For the published/updated year, refer to the "last updated" year provided toward the top of the article page, as depicted in the image below.

Screenshot of top of UpToDate topic page - includes title, author, and update information.

Basic Info

Author(s). Title. Publisher’s City, State: Name of dept/bureau/etc.; Publication date/year. Additional publication numbering or series info. Accessed date.

Example

Henry M, Mahathey A, Morrill T, Robinson A, Shivji A, Watt R; and Abt Associates. The 2018 Annual Homeless Assessment Report (AHAR) to Congress. Part 1: Point-in-Time Estimates of Homelessness. Washington, DC: Office of Community Planning and Development, US Dept of Housing and Urban Development; 2018. https://www.hudexchange.info/resources/documents/2018-AHAR-Part-1.pdf. Accessed January 11, 2019.

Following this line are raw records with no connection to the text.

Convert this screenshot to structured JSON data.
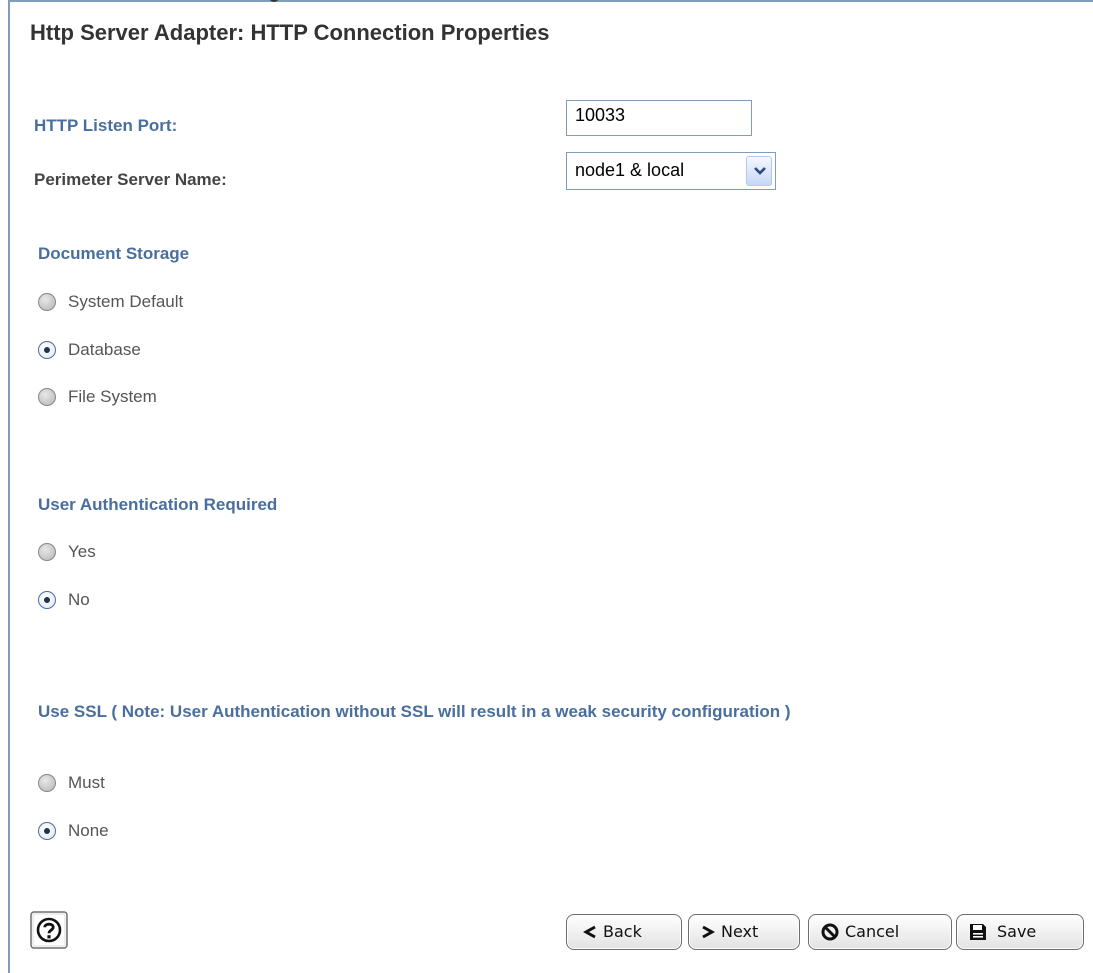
{
  "title": "Http Server Adapter: HTTP Connection Properties",
  "http_port": {
    "label": "HTTP Listen Port:",
    "value": "10033"
  },
  "perimeter": {
    "label": "Perimeter Server Name:",
    "selected": "node1 & local"
  },
  "document_storage": {
    "heading": "Document Storage",
    "options": [
      {
        "label": "System Default",
        "checked": false
      },
      {
        "label": "Database",
        "checked": true
      },
      {
        "label": "File System",
        "checked": false
      }
    ]
  },
  "user_auth": {
    "heading": "User Authentication Required",
    "options": [
      {
        "label": "Yes",
        "checked": false
      },
      {
        "label": "No",
        "checked": true
      }
    ]
  },
  "ssl": {
    "heading": "Use SSL ( Note: User Authentication without SSL will result in a weak security configuration )",
    "options": [
      {
        "label": "Must",
        "checked": false
      },
      {
        "label": "None",
        "checked": true
      }
    ]
  },
  "buttons": {
    "back": "Back",
    "next": "Next",
    "cancel": "Cancel",
    "save": "Save"
  },
  "colors": {
    "label_blue": "#4a6f9e",
    "border": "#7f9db9"
  }
}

Discussion

Format for organizational and government reports varies widely – especially if you wander into the world of numbered codes and resolutions. In these cases, use your best judgment, consult the AMA manual (there’s a copy at the Rice Library's Reference desk), and – of course – feel free to contact your librarian for assistance!

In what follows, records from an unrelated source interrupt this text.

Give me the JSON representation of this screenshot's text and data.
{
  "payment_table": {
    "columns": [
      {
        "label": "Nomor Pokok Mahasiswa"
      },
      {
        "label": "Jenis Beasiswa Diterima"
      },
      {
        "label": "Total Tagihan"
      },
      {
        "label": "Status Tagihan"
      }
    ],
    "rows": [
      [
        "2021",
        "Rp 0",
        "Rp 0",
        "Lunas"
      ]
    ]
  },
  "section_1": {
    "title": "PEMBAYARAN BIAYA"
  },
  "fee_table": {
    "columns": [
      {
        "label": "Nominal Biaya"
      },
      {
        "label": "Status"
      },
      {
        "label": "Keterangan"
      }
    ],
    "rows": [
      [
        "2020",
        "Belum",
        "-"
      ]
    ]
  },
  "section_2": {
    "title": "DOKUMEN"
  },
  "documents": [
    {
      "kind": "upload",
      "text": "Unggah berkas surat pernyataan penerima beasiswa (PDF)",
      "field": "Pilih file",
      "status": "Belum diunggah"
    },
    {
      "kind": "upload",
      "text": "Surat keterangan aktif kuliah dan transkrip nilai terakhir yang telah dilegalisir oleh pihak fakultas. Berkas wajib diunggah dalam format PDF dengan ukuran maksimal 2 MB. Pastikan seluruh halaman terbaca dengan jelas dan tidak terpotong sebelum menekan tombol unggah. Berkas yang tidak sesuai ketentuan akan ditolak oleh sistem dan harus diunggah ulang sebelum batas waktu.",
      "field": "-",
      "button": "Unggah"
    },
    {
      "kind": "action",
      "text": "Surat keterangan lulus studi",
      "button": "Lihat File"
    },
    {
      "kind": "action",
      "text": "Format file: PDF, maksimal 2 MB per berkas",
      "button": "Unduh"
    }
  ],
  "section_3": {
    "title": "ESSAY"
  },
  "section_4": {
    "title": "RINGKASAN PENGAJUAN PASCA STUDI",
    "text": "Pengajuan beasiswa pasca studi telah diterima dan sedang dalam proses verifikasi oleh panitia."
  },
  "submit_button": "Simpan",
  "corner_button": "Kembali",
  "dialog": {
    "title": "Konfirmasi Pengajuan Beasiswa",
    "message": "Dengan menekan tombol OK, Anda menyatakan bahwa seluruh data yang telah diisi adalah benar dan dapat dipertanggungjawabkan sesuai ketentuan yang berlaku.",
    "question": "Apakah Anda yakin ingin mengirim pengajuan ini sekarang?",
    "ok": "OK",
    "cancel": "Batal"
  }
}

Basic Info

Author(s). Title of page or document cited. Name of Website. URL. Published date. Updated date. Accessed date.

Example

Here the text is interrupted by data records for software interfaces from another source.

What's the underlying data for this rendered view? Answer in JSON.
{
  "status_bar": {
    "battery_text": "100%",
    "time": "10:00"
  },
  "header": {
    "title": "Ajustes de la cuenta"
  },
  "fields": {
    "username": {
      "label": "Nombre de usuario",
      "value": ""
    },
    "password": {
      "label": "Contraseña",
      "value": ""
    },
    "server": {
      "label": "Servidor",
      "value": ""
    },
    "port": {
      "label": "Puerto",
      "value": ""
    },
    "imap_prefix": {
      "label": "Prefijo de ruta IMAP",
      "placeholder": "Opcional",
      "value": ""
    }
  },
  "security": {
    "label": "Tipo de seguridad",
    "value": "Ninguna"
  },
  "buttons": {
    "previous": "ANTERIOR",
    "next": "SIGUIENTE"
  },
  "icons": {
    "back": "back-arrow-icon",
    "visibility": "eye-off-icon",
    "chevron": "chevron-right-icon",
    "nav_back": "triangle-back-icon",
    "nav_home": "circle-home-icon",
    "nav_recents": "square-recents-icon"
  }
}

1. National Institute on Drug Abuse. Understanding drug use and addiction. National Institute on Drug Abuse website. https://www.drugabuse.gov/publications/drugfacts/understanding-drug-use-addiction. Updated June 6, 2018. Accessed September 4, 2018.

Discussion

Websites are tricky fun.

  • Author: Sometimes the author of a particular page or section of a site is an individual, other times it’s an organization. If you see individual names as authors somewhere on the page, list them. If not, default to the organization as author.
  • Title: You might notice that in this example the site’s author (the organization) is also the name of the website. When this happens, be sure to add the words “Website” to the website name. This way can avoid a citation that simply reads: “National Institute on Drug Abuse. National Institution on Drug Abuse. http://...”
  • Dates: Not all sites provide updated and published dates. But there should be at least one of those two dates. If a particular page or section of a site you are on does not provide a distinct published/updated date, search for a “last updated” date in the footer of the whole website. Always provide the date you accessed the site.

Think of these as a mashup of a journal and website citation.

Basic Info

Author. Title of article. Name of Newspaper. Date published. Section. Page numbers. URL. Accessed date.

Example

Wootson CR Jr. Dentists keep dying of this lung disease. The CDC can’t figure out why. The Washington Post. March 10, 2018. https://www.washingtonpost.com/news/to-your-health/wp/2018/03/10/dentists-keep-dying-of-this-deadly-lung-disease-the-cdc-cant-figure-out-why/?utm_term=.015450faf8d3. Accessed September 4, 2018.

Discussion

Chances are you will most likely be citing online news sources. If this is the case, you will often not see a “section” or page numbers because news publishers reformat content for online environments and remove things like page numbers - which would mean nothing to online readers. However, if you do see this information online, include it! Additionally, if you are citing a print newspaper – or a PDF of an old print newspaper in a database, this is important information to include.

 

Basic Info

Author(s). Chapter title. In: Editor(s). Book Title. Edition. Publisher’s City, State (or country): Publisher name; copyright year:pages of chapter or cited section. URL (for ebooks). Accessed date.

Print Book Example

1. Dillman DA, Smyth JD, Christian LM. Mixed-mode questionnaires and survey implementation. In: Internet, Phone, Mail, and Mixed-Mode Surveys: The Tailored Design Method. 4th Ed. Hoboken, NJ: Wiley; 2014:398-448.

eBook Example

2. Harrington S. Citing sources is a basic skill learned early on. In: Ball CE, Loewe DM, eds. Bad Ideas About Writing. Morgantown, WV: West Virginia University Digital Publishing Institute; 2017:242-246. https://textbooks.lib.wvu.edu/badideas/badideasaboutwriting-book.pdf

Basic Info

Author. Title or brief description.; year published. URL. Accessed date.